● Problem statement
Find the word "JSON" in the records below. List each line containing it.

[Opening Information given section]

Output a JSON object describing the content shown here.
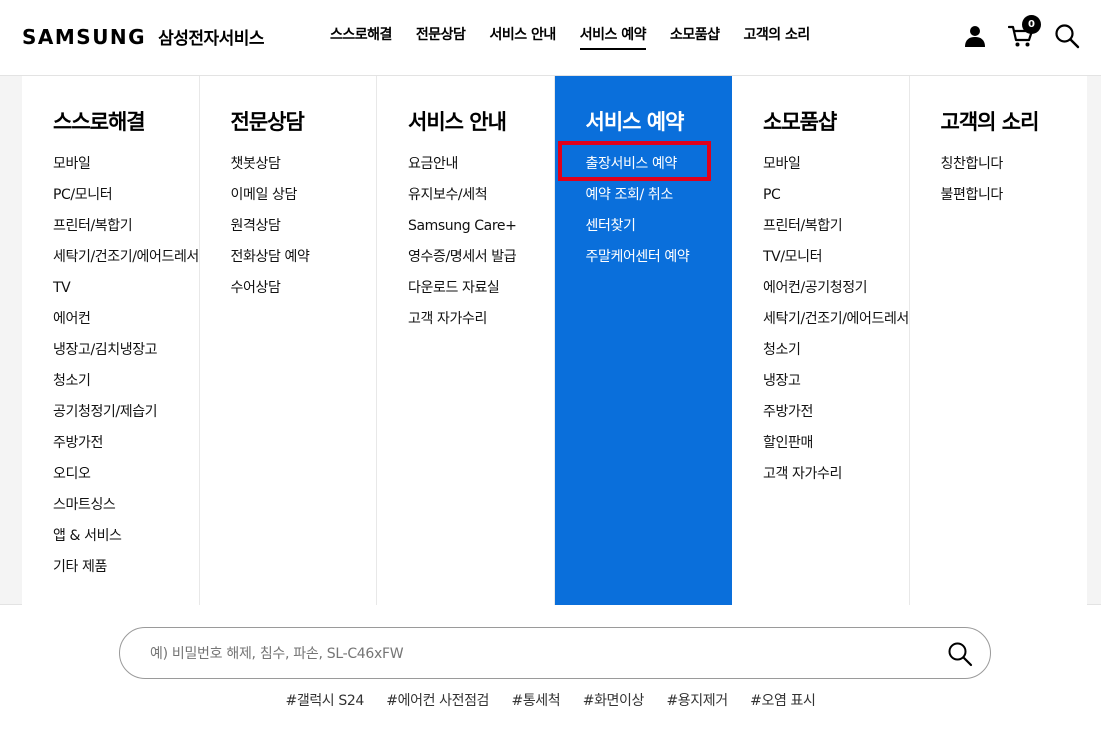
{
  "header": {
    "logo_word": "SAMSUNG",
    "logo_sub": "삼성전자서비스",
    "nav": [
      {
        "label": "스스로해결",
        "active": false
      },
      {
        "label": "전문상담",
        "active": false
      },
      {
        "label": "서비스 안내",
        "active": false
      },
      {
        "label": "서비스 예약",
        "active": true
      },
      {
        "label": "소모품샵",
        "active": false
      },
      {
        "label": "고객의 소리",
        "active": false
      }
    ],
    "icons": {
      "account": "person-icon",
      "cart": "cart-icon",
      "search": "search-icon"
    },
    "cart_count": "0"
  },
  "mega_menu": {
    "accent_color": "#0a6fdb",
    "highlight_color": "#e0001a",
    "columns": [
      {
        "title": "스스로해결",
        "items": [
          "모바일",
          "PC/모니터",
          "프린터/복합기",
          "세탁기/건조기/에어드레서",
          "TV",
          "에어컨",
          "냉장고/김치냉장고",
          "청소기",
          "공기청정기/제습기",
          "주방가전",
          "오디오",
          "스마트싱스",
          "앱 & 서비스",
          "기타 제품"
        ]
      },
      {
        "title": "전문상담",
        "items": [
          "챗봇상담",
          "이메일 상담",
          "원격상담",
          "전화상담 예약",
          "수어상담"
        ]
      },
      {
        "title": "서비스 안내",
        "items": [
          "요금안내",
          "유지보수/세척",
          "Samsung Care+",
          "영수증/명세서 발급",
          "다운로드 자료실",
          "고객 자가수리"
        ]
      },
      {
        "title": "서비스 예약",
        "items": [
          "출장서비스 예약",
          "예약 조회/ 취소",
          "센터찾기",
          "주말케어센터 예약"
        ]
      },
      {
        "title": "소모품샵",
        "items": [
          "모바일",
          "PC",
          "프린터/복합기",
          "TV/모니터",
          "에어컨/공기청정기",
          "세탁기/건조기/에어드레서",
          "청소기",
          "냉장고",
          "주방가전",
          "할인판매",
          "고객 자가수리"
        ]
      },
      {
        "title": "고객의 소리",
        "items": [
          "칭찬합니다",
          "불편합니다"
        ]
      }
    ]
  },
  "search": {
    "placeholder": "예) 비밀번호 해제, 침수, 파손, SL-C46xFW",
    "value": "",
    "tags": [
      "#갤럭시 S24",
      "#에어컨 사전점검",
      "#통세척",
      "#화면이상",
      "#용지제거",
      "#오염 표시"
    ]
  }
}
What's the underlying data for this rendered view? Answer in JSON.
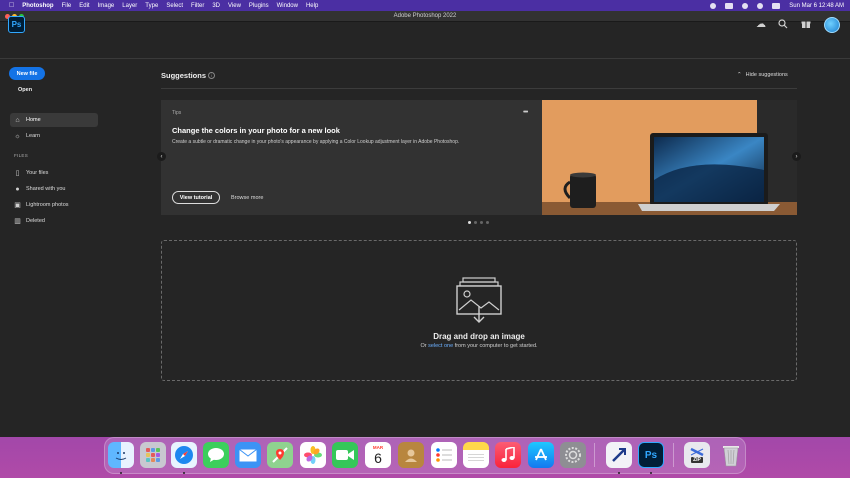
{
  "menubar": {
    "apple": "",
    "items": [
      "Photoshop",
      "File",
      "Edit",
      "Image",
      "Layer",
      "Type",
      "Select",
      "Filter",
      "3D",
      "View",
      "Plugins",
      "Window",
      "Help"
    ],
    "datetime": "Sun Mar 6  12:48 AM"
  },
  "window": {
    "title": "Adobe Photoshop 2022"
  },
  "appbar": {
    "logo": "Ps",
    "icons": [
      "cloud-icon",
      "search-icon",
      "gift-icon",
      "avatar"
    ]
  },
  "sidebar": {
    "new_file": "New file",
    "open": "Open",
    "nav": [
      {
        "label": "Home",
        "icon": "home-icon",
        "active": true
      },
      {
        "label": "Learn",
        "icon": "bulb-icon",
        "active": false
      }
    ],
    "files_label": "FILES",
    "files": [
      {
        "label": "Your files",
        "icon": "file-icon"
      },
      {
        "label": "Shared with you",
        "icon": "people-icon"
      },
      {
        "label": "Lightroom photos",
        "icon": "lightroom-icon"
      },
      {
        "label": "Deleted",
        "icon": "trash-icon"
      }
    ]
  },
  "suggestions": {
    "title": "Suggestions",
    "hide": "Hide suggestions",
    "card": {
      "tag": "Tips",
      "title": "Change the colors in your photo for a new look",
      "description": "Create a subtle or dramatic change in your photo's appearance by applying a Color Lookup adjustment layer in Adobe Photoshop.",
      "primary": "View tutorial",
      "secondary": "Browse more",
      "more": "•••"
    },
    "dots_total": 4,
    "dots_active": 1
  },
  "dropzone": {
    "title": "Drag and drop an image",
    "prefix": "Or ",
    "link": "select one",
    "suffix": " from your computer to get started."
  },
  "dock": {
    "calendar_month": "MAR",
    "calendar_day": "6",
    "zip_label": "ZIP",
    "ps_label": "Ps"
  },
  "colors": {
    "accent": "#1473e6",
    "ps_blue": "#31a8ff",
    "background": "#252525"
  }
}
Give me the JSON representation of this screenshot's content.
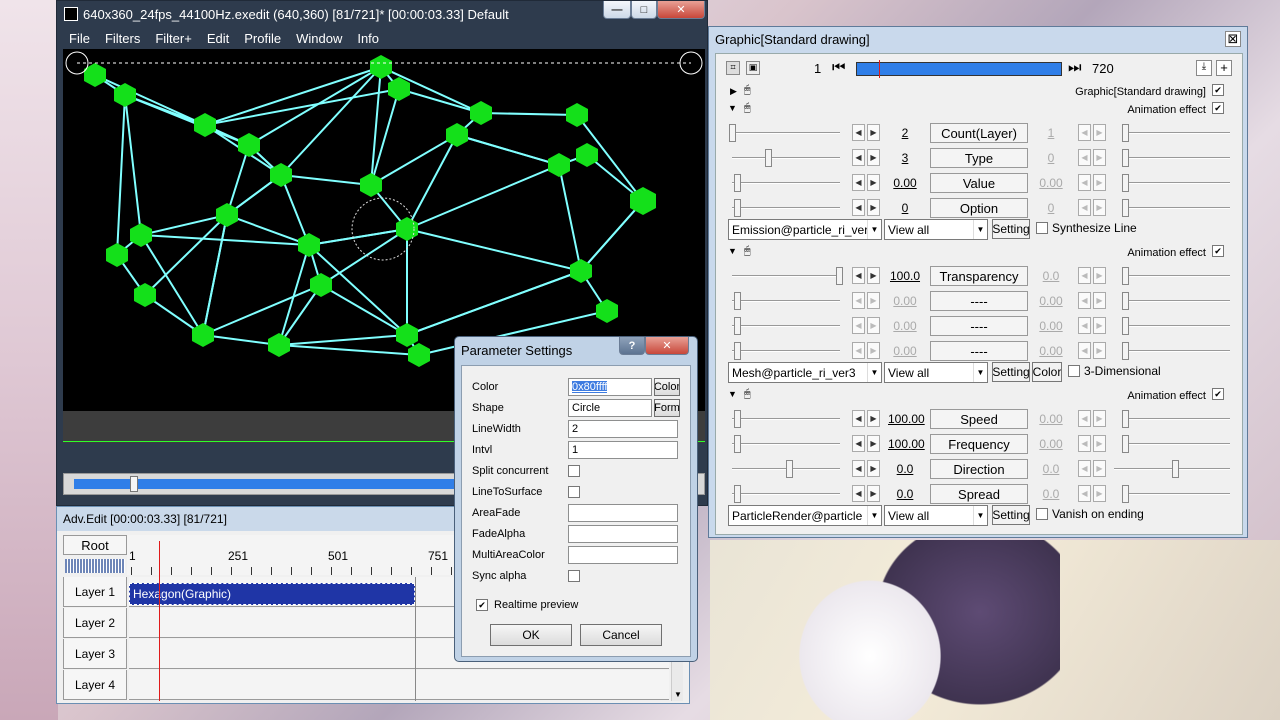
{
  "main_window": {
    "title": "640x360_24fps_44100Hz.exedit (640,360)  [81/721]* [00:00:03.33]  Default",
    "menu": [
      "File",
      "Filters",
      "Filter+",
      "Edit",
      "Profile",
      "Window",
      "Info"
    ]
  },
  "timeline": {
    "title": "Adv.Edit [00:00:03.33] [81/721]",
    "root_label": "Root",
    "ruler_labels": [
      "1",
      "251",
      "501",
      "751"
    ],
    "layers": [
      "Layer 1",
      "Layer 2",
      "Layer 3",
      "Layer 4"
    ],
    "clip_label": "Hexagon(Graphic)"
  },
  "param_dialog": {
    "title": "Parameter Settings",
    "help": "?",
    "close": "✕",
    "rows": [
      {
        "label": "Color",
        "value": "0x80ffff",
        "button": "Color"
      },
      {
        "label": "Shape",
        "value": "Circle",
        "button": "Form"
      },
      {
        "label": "LineWidth",
        "value": "2"
      },
      {
        "label": "Intvl",
        "value": "1"
      },
      {
        "label": "Split concurrent",
        "checkbox": true
      },
      {
        "label": "LineToSurface",
        "checkbox": true
      },
      {
        "label": "AreaFade",
        "value": ""
      },
      {
        "label": "FadeAlpha",
        "value": ""
      },
      {
        "label": "MultiAreaColor",
        "value": ""
      },
      {
        "label": "Sync alpha",
        "checkbox": true
      }
    ],
    "realtime_preview": "Realtime preview",
    "realtime_checked": true,
    "ok": "OK",
    "cancel": "Cancel"
  },
  "graphic_window": {
    "title": "Graphic[Standard drawing]",
    "close": "⊠",
    "frame_start": "1",
    "frame_end": "720",
    "object_label": "Graphic[Standard drawing]",
    "section_label": "Animation effect",
    "params_a": [
      {
        "value": "2",
        "label": "Count(Layer)",
        "right": "1"
      },
      {
        "value": "3",
        "label": "Type",
        "right": "0"
      },
      {
        "value": "0.00",
        "label": "Value",
        "right": "0.00"
      },
      {
        "value": "0",
        "label": "Option",
        "right": "0"
      }
    ],
    "row_a": {
      "select": "Emission@particle_ri_ver",
      "view": "View all",
      "setting": "Setting",
      "check": "Synthesize Line"
    },
    "params_b": [
      {
        "value": "100.0",
        "label": "Transparency",
        "right": "0.0"
      },
      {
        "value": "0.00",
        "label": "----",
        "right": "0.00"
      },
      {
        "value": "0.00",
        "label": "----",
        "right": "0.00"
      },
      {
        "value": "0.00",
        "label": "----",
        "right": "0.00"
      }
    ],
    "row_b": {
      "select": "Mesh@particle_ri_ver3",
      "view": "View all",
      "setting": "Setting",
      "color": "Color",
      "check": "3-Dimensional"
    },
    "params_c": [
      {
        "value": "100.00",
        "label": "Speed",
        "right": "0.00"
      },
      {
        "value": "100.00",
        "label": "Frequency",
        "right": "0.00"
      },
      {
        "value": "0.0",
        "label": "Direction",
        "right": "0.0"
      },
      {
        "value": "0.0",
        "label": "Spread",
        "right": "0.0"
      }
    ],
    "row_c": {
      "select": "ParticleRender@particle",
      "view": "View all",
      "setting": "Setting",
      "check": "Vanish on ending"
    }
  },
  "colors": {
    "mesh_line": "#80ffff",
    "node": "#14e01a",
    "clip": "#1f35a6",
    "seek": "#2f7ee8"
  }
}
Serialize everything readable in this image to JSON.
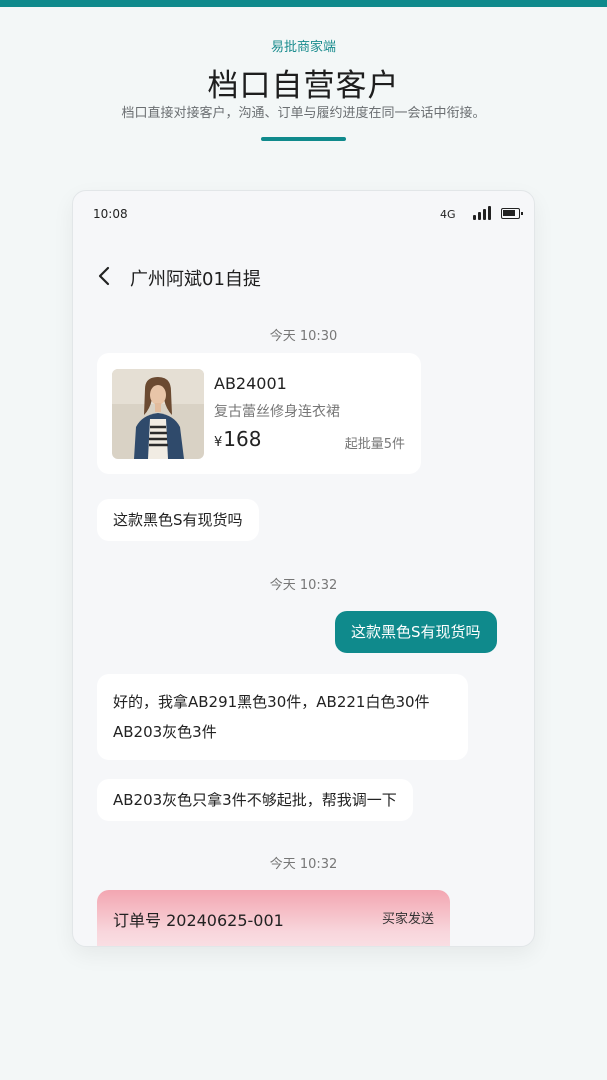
{
  "colors": {
    "accent": "#0f8a8c",
    "order_card": "#f3a6b1"
  },
  "header": {
    "brand": "易批商家端",
    "title": "档口自营客户",
    "subtitle": "档口直接对接客户，沟通、订单与履约进度在同一会话中衔接。"
  },
  "status_bar": {
    "time": "10:08",
    "network": "4G",
    "icons": [
      "signal-icon",
      "battery-icon"
    ]
  },
  "chat": {
    "title": "广州阿斌01自提",
    "back_icon": "chevron-left-icon",
    "timestamps": [
      "今天 10:30",
      "今天 10:32",
      "今天 10:32"
    ],
    "product": {
      "code": "AB24001",
      "name": "复古蕾丝修身连衣裙",
      "currency": "¥",
      "price": "168",
      "moq": "起批量5件"
    },
    "messages": [
      {
        "side": "incoming",
        "text": "这款黑色S有现货吗"
      },
      {
        "side": "outgoing",
        "text": "这款黑色S有现货吗"
      },
      {
        "side": "incoming",
        "lines": [
          "好的，我拿AB291黑色30件，AB221白色30件",
          "AB203灰色3件"
        ]
      },
      {
        "side": "incoming",
        "text": "AB203灰色只拿3件不够起批，帮我调一下"
      }
    ],
    "order": {
      "number": "订单号 20240625-001",
      "sender": "买家发送"
    }
  }
}
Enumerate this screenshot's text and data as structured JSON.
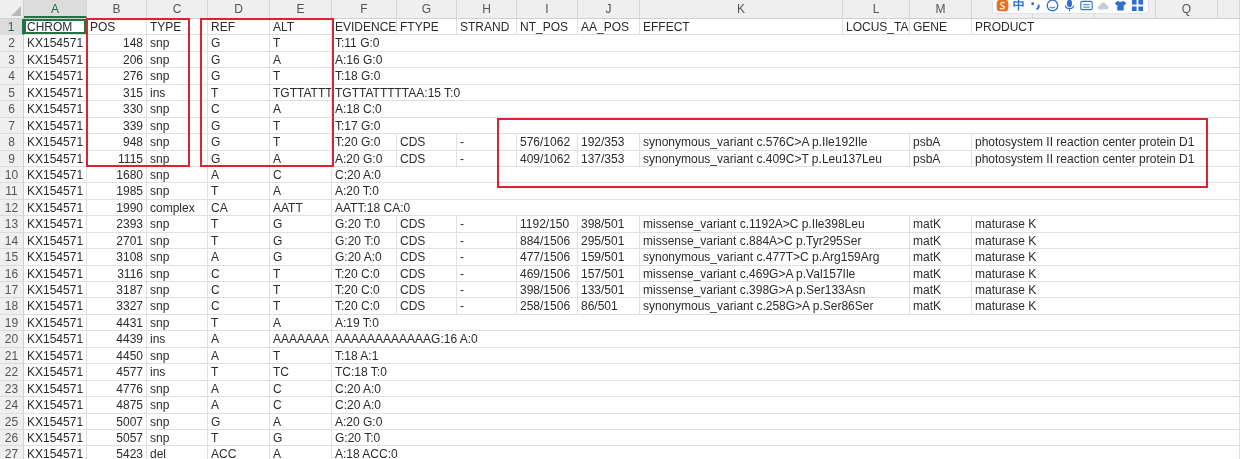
{
  "toolbar": {
    "items": [
      {
        "kind": "logo"
      },
      {
        "kind": "text",
        "label": "中"
      },
      {
        "kind": "punctuation"
      },
      {
        "kind": "emoji"
      },
      {
        "kind": "mic"
      },
      {
        "kind": "keyboard"
      },
      {
        "kind": "cloud"
      },
      {
        "kind": "shirt"
      },
      {
        "kind": "apps"
      }
    ]
  },
  "columns": [
    {
      "label": "A",
      "selected": true
    },
    {
      "label": "B",
      "selected": false
    },
    {
      "label": "C",
      "selected": false
    },
    {
      "label": "D",
      "selected": false
    },
    {
      "label": "E",
      "selected": false
    },
    {
      "label": "F",
      "selected": false
    },
    {
      "label": "G",
      "selected": false
    },
    {
      "label": "H",
      "selected": false
    },
    {
      "label": "I",
      "selected": false
    },
    {
      "label": "J",
      "selected": false
    },
    {
      "label": "K",
      "selected": false
    },
    {
      "label": "L",
      "selected": false
    },
    {
      "label": "M",
      "selected": false
    },
    {
      "selected": false
    },
    {
      "selected": false
    },
    {
      "selected": false
    },
    {
      "label": "Q",
      "selected": false
    },
    {
      "selected": false
    }
  ],
  "rows": [
    {
      "number": "1",
      "kind": "header",
      "selected": true,
      "cells": [
        "CHROM",
        "POS",
        "TYPE",
        "REF",
        "ALT",
        "EVIDENCE",
        "FTYPE",
        "STRAND",
        "NT_POS",
        "AA_POS",
        "EFFECT",
        "LOCUS_TA",
        "GENE",
        "PRODUCT"
      ]
    },
    {
      "number": "2",
      "kind": "data",
      "selected": false,
      "cells": [
        "KX154571",
        "148",
        "snp",
        "G",
        "T",
        "T:11 G:0"
      ]
    },
    {
      "number": "3",
      "kind": "data",
      "selected": false,
      "cells": [
        "KX154571",
        "206",
        "snp",
        "G",
        "A",
        "A:16 G:0"
      ]
    },
    {
      "number": "4",
      "kind": "data",
      "selected": false,
      "cells": [
        "KX154571",
        "276",
        "snp",
        "G",
        "T",
        "T:18 G:0"
      ]
    },
    {
      "number": "5",
      "kind": "data",
      "selected": false,
      "cells": [
        "KX154571",
        "315",
        "ins",
        "T",
        "TGTTATTT",
        "TGTTATTTTTAA:15 T:0"
      ]
    },
    {
      "number": "6",
      "kind": "data",
      "selected": false,
      "cells": [
        "KX154571",
        "330",
        "snp",
        "C",
        "A",
        "A:18 C:0"
      ]
    },
    {
      "number": "7",
      "kind": "data",
      "selected": false,
      "cells": [
        "KX154571",
        "339",
        "snp",
        "G",
        "T",
        "T:17 G:0"
      ]
    },
    {
      "number": "8",
      "kind": "data",
      "selected": false,
      "cells": [
        "KX154571",
        "948",
        "snp",
        "G",
        "T",
        "T:20 G:0",
        "CDS",
        "-",
        "576/1062",
        "192/353",
        "synonymous_variant c.576C>A p.Ile192Ile",
        null,
        "psbA",
        "photosystem II reaction center protein D1"
      ]
    },
    {
      "number": "9",
      "kind": "data",
      "selected": false,
      "cells": [
        "KX154571",
        "1115",
        "snp",
        "G",
        "A",
        "A:20 G:0",
        "CDS",
        "-",
        "409/1062",
        "137/353",
        "synonymous_variant c.409C>T p.Leu137Leu",
        null,
        "psbA",
        "photosystem II reaction center protein D1"
      ]
    },
    {
      "number": "10",
      "kind": "data",
      "selected": false,
      "cells": [
        "KX154571",
        "1680",
        "snp",
        "A",
        "C",
        "C:20 A:0"
      ]
    },
    {
      "number": "11",
      "kind": "data",
      "selected": false,
      "cells": [
        "KX154571",
        "1985",
        "snp",
        "T",
        "A",
        "A:20 T:0"
      ]
    },
    {
      "number": "12",
      "kind": "data",
      "selected": false,
      "cells": [
        "KX154571",
        "1990",
        "complex",
        "CA",
        "AATT",
        "AATT:18 CA:0"
      ]
    },
    {
      "number": "13",
      "kind": "data",
      "selected": false,
      "cells": [
        "KX154571",
        "2393",
        "snp",
        "T",
        "G",
        "G:20 T:0",
        "CDS",
        "-",
        "1192/150",
        "398/501",
        "missense_variant c.1192A>C p.Ile398Leu",
        null,
        "matK",
        "maturase K"
      ]
    },
    {
      "number": "14",
      "kind": "data",
      "selected": false,
      "cells": [
        "KX154571",
        "2701",
        "snp",
        "T",
        "G",
        "G:20 T:0",
        "CDS",
        "-",
        "884/1506",
        "295/501",
        "missense_variant c.884A>C p.Tyr295Ser",
        null,
        "matK",
        "maturase K"
      ]
    },
    {
      "number": "15",
      "kind": "data",
      "selected": false,
      "cells": [
        "KX154571",
        "3108",
        "snp",
        "A",
        "G",
        "G:20 A:0",
        "CDS",
        "-",
        "477/1506",
        "159/501",
        "synonymous_variant c.477T>C p.Arg159Arg",
        null,
        "matK",
        "maturase K"
      ]
    },
    {
      "number": "16",
      "kind": "data",
      "selected": false,
      "cells": [
        "KX154571",
        "3116",
        "snp",
        "C",
        "T",
        "T:20 C:0",
        "CDS",
        "-",
        "469/1506",
        "157/501",
        "missense_variant c.469G>A p.Val157Ile",
        null,
        "matK",
        "maturase K"
      ]
    },
    {
      "number": "17",
      "kind": "data",
      "selected": false,
      "cells": [
        "KX154571",
        "3187",
        "snp",
        "C",
        "T",
        "T:20 C:0",
        "CDS",
        "-",
        "398/1506",
        "133/501",
        "missense_variant c.398G>A p.Ser133Asn",
        null,
        "matK",
        "maturase K"
      ]
    },
    {
      "number": "18",
      "kind": "data",
      "selected": false,
      "cells": [
        "KX154571",
        "3327",
        "snp",
        "C",
        "T",
        "T:20 C:0",
        "CDS",
        "-",
        "258/1506",
        "86/501",
        "synonymous_variant c.258G>A p.Ser86Ser",
        null,
        "matK",
        "maturase K"
      ]
    },
    {
      "number": "19",
      "kind": "data",
      "selected": false,
      "cells": [
        "KX154571",
        "4431",
        "snp",
        "T",
        "A",
        "A:19 T:0"
      ]
    },
    {
      "number": "20",
      "kind": "data",
      "selected": false,
      "cells": [
        "KX154571",
        "4439",
        "ins",
        "A",
        "AAAAAAA",
        "AAAAAAAAAAAAG:16 A:0"
      ]
    },
    {
      "number": "21",
      "kind": "data",
      "selected": false,
      "cells": [
        "KX154571",
        "4450",
        "snp",
        "A",
        "T",
        "T:18 A:1"
      ]
    },
    {
      "number": "22",
      "kind": "data",
      "selected": false,
      "cells": [
        "KX154571",
        "4577",
        "ins",
        "T",
        "TC",
        "TC:18 T:0"
      ]
    },
    {
      "number": "23",
      "kind": "data",
      "selected": false,
      "cells": [
        "KX154571",
        "4776",
        "snp",
        "A",
        "C",
        "C:20 A:0"
      ]
    },
    {
      "number": "24",
      "kind": "data",
      "selected": false,
      "cells": [
        "KX154571",
        "4875",
        "snp",
        "A",
        "C",
        "C:20 A:0"
      ]
    },
    {
      "number": "25",
      "kind": "data",
      "selected": false,
      "cells": [
        "KX154571",
        "5007",
        "snp",
        "G",
        "A",
        "A:20 G:0"
      ]
    },
    {
      "number": "26",
      "kind": "data",
      "selected": false,
      "cells": [
        "KX154571",
        "5057",
        "snp",
        "T",
        "G",
        "G:20 T:0"
      ]
    },
    {
      "number": "27",
      "kind": "data",
      "selected": false,
      "cells": [
        "KX154571",
        "5423",
        "del",
        "ACC",
        "A",
        "A:18 ACC:0"
      ]
    }
  ],
  "annotations": [
    {
      "kind": "box"
    },
    {
      "kind": "box"
    },
    {
      "kind": "box"
    }
  ]
}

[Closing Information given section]

● Task result
Output a JSON object describing the content shown here.
What's the underlying data for this rendered view? Answer in JSON.
Give me the JSON representation of this screenshot's content.
Serialize everything readable in this image to JSON.
Enumerate this screenshot's text and data as structured JSON.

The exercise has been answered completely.